Monthly Archives: February 2014

A follow-up on vitamin D

Recently a post on “Precision Nutrition” talked about the dangers of high dose vitamin D supplementation.  I wanted to address the post and talk about some of the risk factors that are mentioned.  At the bottom of this post, I’ll talk about what my SPECIFIC recommendations are.

Lets look at the arguments made by the precision nutrition author:

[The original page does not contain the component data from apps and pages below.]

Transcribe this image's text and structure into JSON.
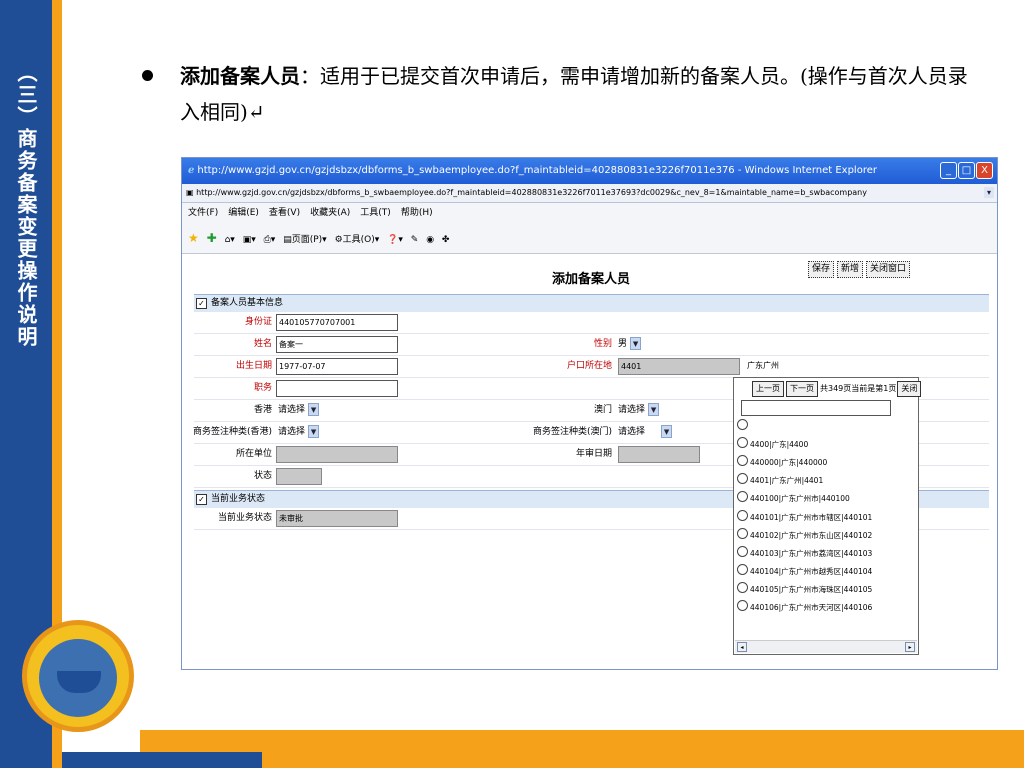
{
  "slide": {
    "sidebar_title": "（三）商务备案变更操作说明",
    "heading_bold": "添加备案人员",
    "heading_rest": "：适用于已提交首次申请后，需申请增加新的备案人员。(操作与首次人员录入相同)↵"
  },
  "browser": {
    "title": "http://www.gzjd.gov.cn/gzjdsbzx/dbforms_b_swbaemployee.do?f_maintableid=402880831e3226f7011e376 - Windows Internet Explorer",
    "address": "http://www.gzjd.gov.cn/gzjdsbzx/dbforms_b_swbaemployee.do?f_maintableid=402880831e3226f7011e37693?dc0029&c_nev_8=1&maintable_name=b_swbacompany",
    "menu": [
      "文件(F)",
      "编辑(E)",
      "查看(V)",
      "收藏夹(A)",
      "工具(T)",
      "帮助(H)"
    ],
    "toolbar": {
      "page": "页面(P)",
      "tools": "工具(O)"
    },
    "win_buttons": {
      "minimize": "_",
      "maximize": "□",
      "close": "X"
    }
  },
  "form": {
    "title": "添加备案人员",
    "buttons": {
      "save": "保存",
      "add": "新增",
      "close": "关闭窗口"
    },
    "section1": "备案人员基本信息",
    "section2": "当前业务状态",
    "labels": {
      "id_card": "身份证",
      "name": "姓名",
      "birth": "出生日期",
      "position": "职务",
      "hongkong": "香港",
      "visa_hk": "商务签注种类(香港)",
      "unit": "所在单位",
      "status": "状态",
      "gender": "性别",
      "hukou": "户口所在地",
      "macau": "澳门",
      "visa_macau": "商务签注种类(澳门)",
      "annual_date": "年审日期",
      "current_status": "当前业务状态"
    },
    "values": {
      "id_card": "440105770707001",
      "name": "备案一",
      "birth": "1977-07-07",
      "gender": "男",
      "hukou_code": "4401",
      "hukou_name": "广东广州",
      "hongkong": "请选择",
      "macau": "请选择",
      "visa_hk": "请选择",
      "visa_macau": "请选择",
      "current_status": "未审批"
    }
  },
  "picker": {
    "prev": "上一页",
    "next": "下一页",
    "info": "共349页当前是第1页",
    "close": "关闭",
    "options": [
      "",
      "4400|广东|4400",
      "440000|广东|440000",
      "4401|广东广州|4401",
      "440100|广东广州市|440100",
      "440101|广东广州市市辖区|440101",
      "440102|广东广州市东山区|440102",
      "440103|广东广州市荔湾区|440103",
      "440104|广东广州市越秀区|440104",
      "440105|广东广州市海珠区|440105",
      "440106|广东广州市天河区|440106"
    ]
  }
}
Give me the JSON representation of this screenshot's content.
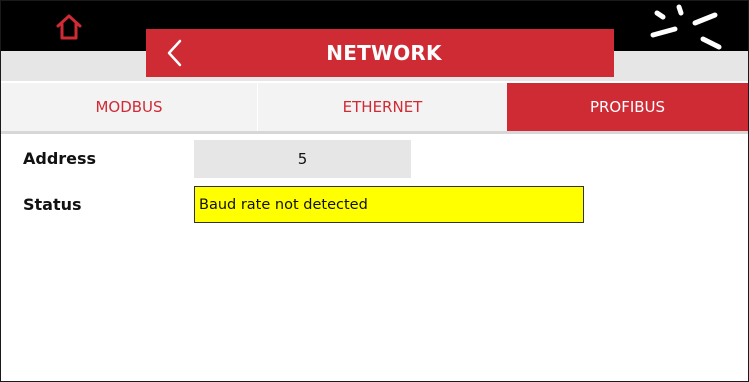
{
  "header": {
    "title": "NETWORK",
    "home_icon": "home-icon",
    "back_icon": "chevron-left-icon",
    "activity_icon": "spinner-icon"
  },
  "tabs": [
    {
      "label": "MODBUS",
      "selected": false
    },
    {
      "label": "ETHERNET",
      "selected": false
    },
    {
      "label": "PROFIBUS",
      "selected": true
    }
  ],
  "fields": {
    "address": {
      "label": "Address",
      "value": "5"
    },
    "status": {
      "label": "Status",
      "value": "Baud rate not detected"
    }
  },
  "colors": {
    "accent": "#cf2b35",
    "top_bar": "#000000",
    "tab_inactive_bg": "#f3f3f3",
    "value_box_bg": "#e6e6e6",
    "status_highlight": "#ffff00"
  }
}
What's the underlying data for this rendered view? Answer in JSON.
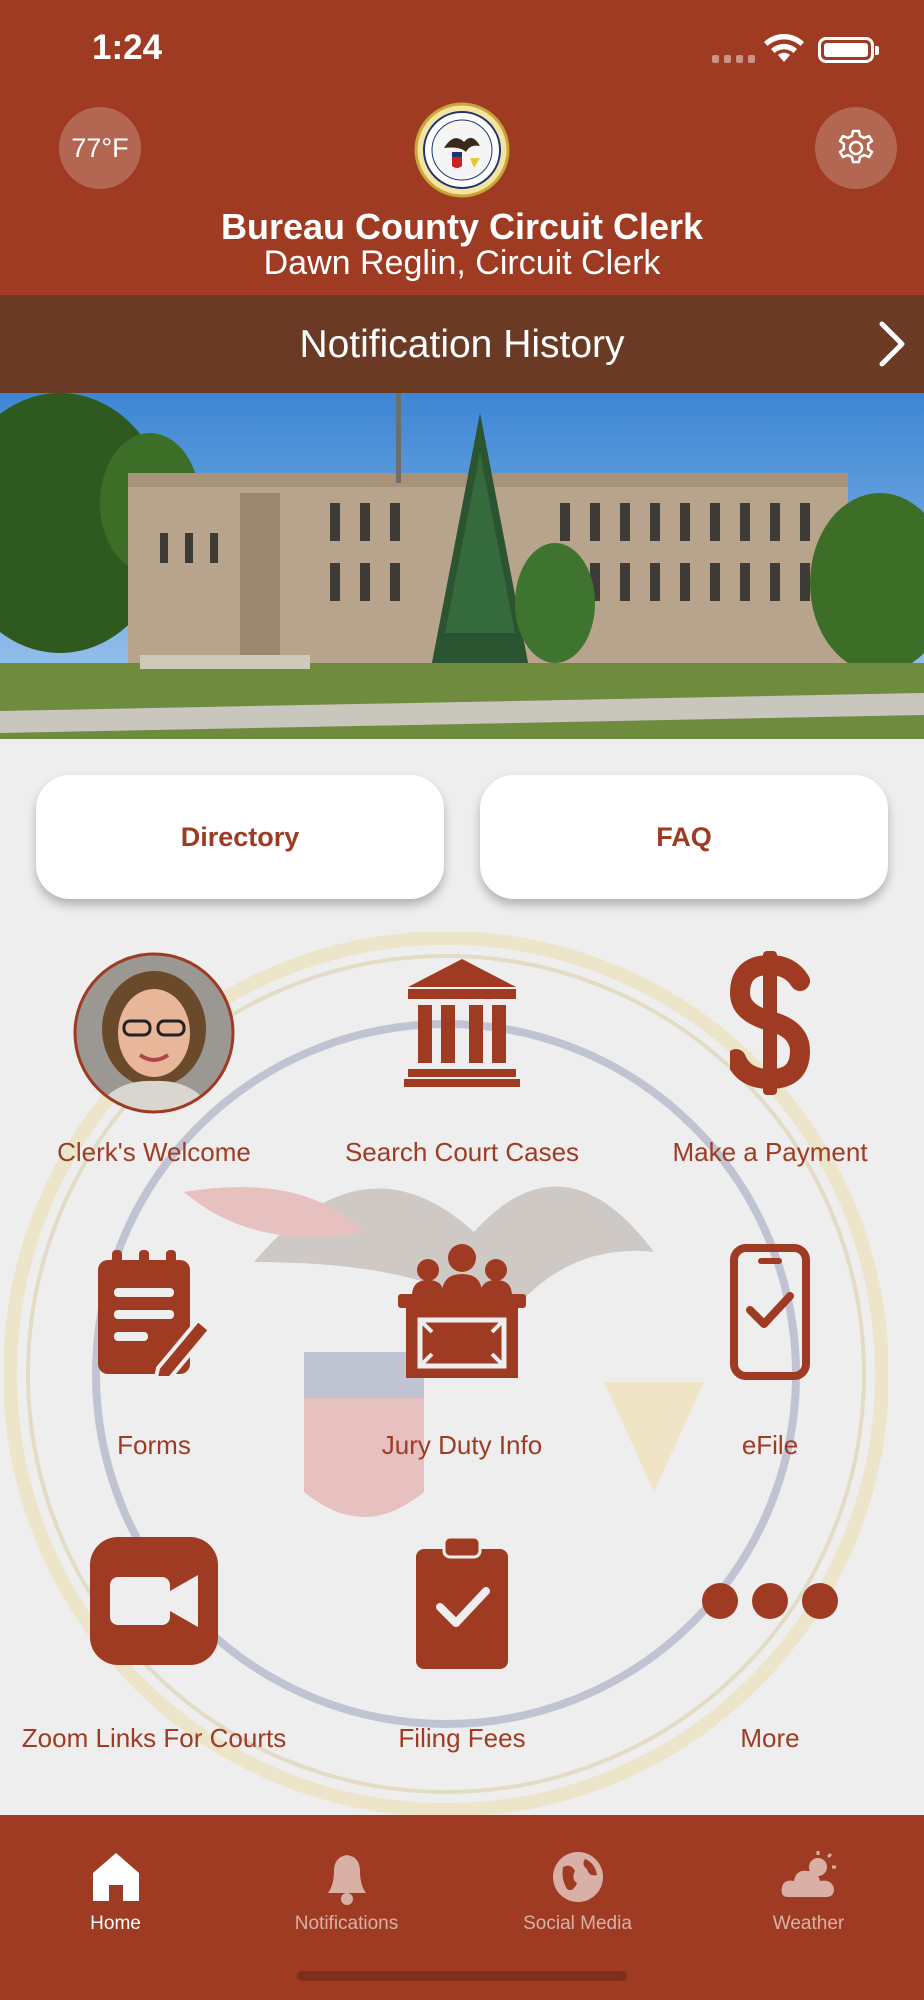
{
  "status": {
    "time": "1:24"
  },
  "header": {
    "temperature": "77°F",
    "title": "Bureau County Circuit Clerk",
    "subtitle": "Dawn Reglin, Circuit Clerk"
  },
  "notification_bar": {
    "label": "Notification History"
  },
  "quick_buttons": {
    "directory": "Directory",
    "faq": "FAQ"
  },
  "tiles": [
    {
      "label": "Clerk's Welcome",
      "icon": "portrait-photo"
    },
    {
      "label": "Search Court Cases",
      "icon": "courthouse-icon"
    },
    {
      "label": "Make a Payment",
      "icon": "dollar-icon"
    },
    {
      "label": "Forms",
      "icon": "form-edit-icon"
    },
    {
      "label": "Jury Duty Info",
      "icon": "jury-box-icon"
    },
    {
      "label": "eFile",
      "icon": "phone-check-icon"
    },
    {
      "label": "Zoom Links For Courts",
      "icon": "video-camera-icon"
    },
    {
      "label": "Filing Fees",
      "icon": "clipboard-check-icon"
    },
    {
      "label": "More",
      "icon": "ellipsis-icon"
    }
  ],
  "tabs": [
    {
      "label": "Home",
      "icon": "home-icon",
      "active": true
    },
    {
      "label": "Notifications",
      "icon": "bell-icon",
      "active": false
    },
    {
      "label": "Social Media",
      "icon": "globe-icon",
      "active": false
    },
    {
      "label": "Weather",
      "icon": "weather-icon",
      "active": false
    }
  ],
  "colors": {
    "brand": "#9e3b22",
    "notification_bar": "#6a3a24",
    "background": "#efeeee"
  }
}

1) High dose Vitamin D3 in rodents is a toxin. The problem I have with this argument is that the amount they give the rats is about 10-20x what a person would actually supplement with.  Also, there’s no discussion about whether the biologics of rodent vitamin D metabolism mimic humans.  Considering that they are nocturnal animals,  the biology could certainly be different…
That said, lets say that based upon these results, you shouldn’t be taking extreme levels of vitamin D (above 30000 IU/day).
2) The Vitamin K/Calcium axis.  This is actually a really important point that many people overlook.  If you have a vitamin K issue, then high dose vitamin D could actually be a big problem.  The problem I have is that the author goes on to basically state that if you’re vitamin K deficient you shouldn’t take vitamin D.  Personally,  if I was deficient in vitamin K, I’d fix my levels of vitamin K and not avoid taking vitamin D completely.  This is like saying, well my car is low on oil so I stopped putting gas in the car to prevent it from overheating.  Should people low in vitamin K avoid the sun?
I’ve looked and while some blogs like to say that vitamin K deficiency is common, the evidence out there to support this is pretty weak.   You cannot just base levels off of food intake because  vitamin K2 metabolism is tied to the microbiome.  Nevertheless, if you are consuming leafy green vegetables, then you should be fine outside of rare genetic diseases.  This leafy green vegetable thing is about to get very repetitive.
3) Magnesium: You’ll notice that in my supplements page, I list a magnesium supplement.  Also, the same leafy green veggies I listed above are also really high in magnesium.  I think the authors point is a good one, but again, I think the take home message should be to get your other nutrient levels to appropriate levels and NOT to avoid vitamin D if you are showing signs of deficiency.
4) Vitamin A:  So vitamin A deficiency is a real problem but mostly in third world countries.  In the United States, you’d be shocked at just how many foods are fortified with Vitamin A.  As a result, people here are typically not vitamin A deficient.  Now, if you eat an all natural organic diet, you aren’t getting any of those FORTIFIED vitamin A fortified foods of course, but the good news is that leafy green vegetables, grass fed beef and many other paleo-type foods which you are likely eating have TONS of vitamin A.
PART II
Now, there are in fact some really interesting new observations about vitamin D levels and health.  One of these is a study with over 1 million people showing that the lowest mortality from a multitude of causes correlated with vitamin 25D levels between 20 ng/mL and 36 ng/mL.   That’s somewhat surprising because the medical community says that the LOWEST your levels should be is about 30 ng/ml and that your better off with levels closer to 50 ng/ml.  Interestingly, there are a couple other studies showing just the same thing… that optimal levels are around 30-35 ng/ml.
Now, there are a couple things to remember.
1) This data says that A correlates with B, not that A causes B… very important difference.
2) It does not mean that we should be avoiding vitamin D supplements, just that perhaps we don’t need to be driving levels so high by supplementing like crazy with 10000-50000 IU or more.  Doctors are DEFINITELY doing this in some patients for 4-5 weeks.  Not sure I’d want that much…
Ultimately, my recommendation is still pretty much the same as before.
1) GET IN THE SUN when possible.  The body is (for the most part) capable of limiting its vitamin D levels much better when we use sunlight as our source.
2) If you live in the middle of winter for 6 months, I still think some supplementation is a good idea.  1000 IU/day is probably still pretty safe but I also would advise having your levels checked annually to make sure you’re in that ~ 35 ng/ml range.
3) You’ve GOT to be eating green vegetables for reasons that go way beyond anything to do with vitamin D, but also to mitigate any potential risks with the vitamin D supplementation.
Hope this helps.